The late Duke of Edinburgh was laid to rest with a ceremonial royal funeral on April 17 at St George's Chapel, Windsor, and was also honoured with a special service at Ottawa's Christ Church Cathedral. The prime minister appeared virtually during the livestream of that event to speak about Philip's influence on our country.
"Through the Duke of Edinburgh's Award, he helped give millions of young people from all walks of life a way to achieve their full potential. His legacy will certainly continue through them," Justin said during the service. You can watch his full remarks below:

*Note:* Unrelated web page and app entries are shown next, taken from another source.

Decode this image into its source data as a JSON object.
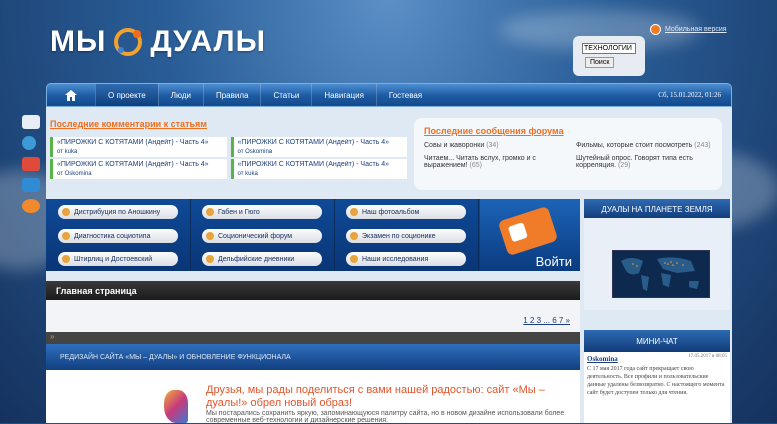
{
  "logo": {
    "left": "МЫ",
    "right": "ДУАЛЫ"
  },
  "header": {
    "mobile_link": "Мобильная версия",
    "search_value": "ТЕХНОЛОГИИ",
    "search_button": "Поиск"
  },
  "nav": {
    "items": [
      "О проекте",
      "Люди",
      "Правила",
      "Статьи",
      "Навигация",
      "Гостевая"
    ],
    "date": "Сб, 15.01.2022, 01:26"
  },
  "comments": {
    "title": "Последние комментарии к статьям",
    "items": [
      {
        "title": "«ПИРОЖКИ С КОТЯТАМИ (Андейт) - Часть 4»",
        "by": "от kuka"
      },
      {
        "title": "«ПИРОЖКИ С КОТЯТАМИ (Андейт) - Часть 4»",
        "by": "от Oskomina"
      },
      {
        "title": "«ПИРОЖКИ С КОТЯТАМИ (Андейт) - Часть 4»",
        "by": "от Oskomina"
      },
      {
        "title": "«ПИРОЖКИ С КОТЯТАМИ (Андейт) - Часть 4»",
        "by": "от kuka"
      }
    ]
  },
  "forum": {
    "title": "Последние сообщения форума",
    "items": [
      {
        "text": "Совы и жаворонки",
        "count": "(34)"
      },
      {
        "text": "Фильмы, которые стоит посмотреть",
        "count": "(243)"
      },
      {
        "text": "Читаем... Читать вслух, громко и с выражением!",
        "count": "(65)"
      },
      {
        "text": "Шутейный опрос. Говорят типа есть корреляция.",
        "count": "(29)"
      }
    ]
  },
  "band": {
    "col1": [
      "Дистрибуция по Аношкину",
      "Диагностика социотипа",
      "Штирлиц и Достоевский"
    ],
    "col2": [
      "Габен и Гюго",
      "Соционический форум",
      "Дельфийские дневники"
    ],
    "col3": [
      "Наш фотоальбом",
      "Экзамен по соционике",
      "Наши исследования"
    ],
    "login": "Войти"
  },
  "main": {
    "title": "Главная страница",
    "pager": "1 2 3 ... 6 7 »",
    "strip": "»",
    "redesign": "РЕДИЗАЙН САЙТА «МЫ – ДУАЛЫ» И ОБНОВЛЕНИЕ ФУНКЦИОНАЛА",
    "headline": "Друзья, мы рады поделиться с вами нашей радостью: сайт «Мы – дуалы!» обрел новый образ!",
    "text": "Мы постарались сохранить яркую, запоминающуюся палитру сайта, но в новом дизайне использовали более современные веб-технологии и дизайнерские решения."
  },
  "widgets": {
    "map_title": "ДУАЛЫ НА ПЛАНЕТЕ ЗЕМЛЯ",
    "chat_title": "МИНИ-ЧАТ",
    "chat_user": "Oskomina",
    "chat_date": "17.05.2017 в 08:05",
    "chat_message": "С 17 мая 2017 года сайт прекращает свою деятельность. Все профили и пользовательские данные удалены безвозвратно. С настоящего момента сайт будет доступен только для чтения."
  },
  "colors": {
    "accent": "#f26d1e",
    "nav": "#1c5aa2",
    "link": "#1a3e7a"
  }
}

"Of course, as an active and dynamic man, the prince was involved in more than just one good cause. He supported countess organizations and charities around the world, including more than 40 here in Canada, from his support for the Canadian Aeronautics and Space Institute, to his participation in Outward Bound, Prince Philip had a positive impact on communities from coast to coast to coast.
"Prince Philip was also a devoted husband, father, grandfather and great-grandfather. Canada has lost a great friend. He will be dearly missed."
In a statement made before the service, Justin added that he hopes the Canadian donation will go towards helping the youth of tomorrow, which is in keeping with the prize's mandate and mission.
"I encourage young Canadians to find out more about the Duke of Edinburgh's International Award," he said. "Whether you want to develop a new skill, give back to your community, or set out on an adventure, this program is as much a personal challenge as it is a global opportunity."
The Duke of Edinburgh's International Award works "in more than 130 countries and territories around the world," according to its official website. Founded more than 60 years ago, its goal is to recognize youth for their "achievements outside of academia." The organization gives people opportunities to develop their own program to work towards their own goals.
"Young people growing up in this modern and complicated world have many difficulties to face, and opportunities for personal achievement are often limited," Philip wrote in the foreword to the International Handbook for Award Leaders around 2000, according to the Award's website. "At the same time, parents, teachers, voluntary organization leaders and employers who recognize their responsibilities towards young people also have their challenges.
"The Award is intended to help both the young as well as those who are concerned for their welfare. The object is to provide an introduction to worthwhile leisure activities and voluntary service, as a challenge to the individual to discover the satisfaction of achievement, and as a guide to those people and organizations who would like to encourage the development of their young fellow citizens."
Throughout his time as royal consort, Philip visited our country dozens of times. It's hard to look back through history and find a year in which he wasn't here. He was a tireless servant to the Commonwealth during the Queen's nearly 70 years on the throne, completing more than 22,000 official royal engagements during his lifetime.
Philip's funeral service at St George's Chapel, Windsor was attended by just 30 people, in line with COVID-19 restrictions. The prince's casket was followed by a procession that included members of the Royal Family and his staff as it left Windsor Castle and made its way to the Chapel. He was given a minute of silence across the United Kingdom when he arrived.
The service itself was officiated by David Conner, the Dean of Windsor, and Justin Welby, the Archbishop of Canterbury. The simple ceremony did not feature members of the Royal Family doing readings or giving lessons, nor was there a eulogy. This was also the case with the Queen Mother's 2002 service. Following the event, Philip was buried in the Royal Vault beneath the Chapel.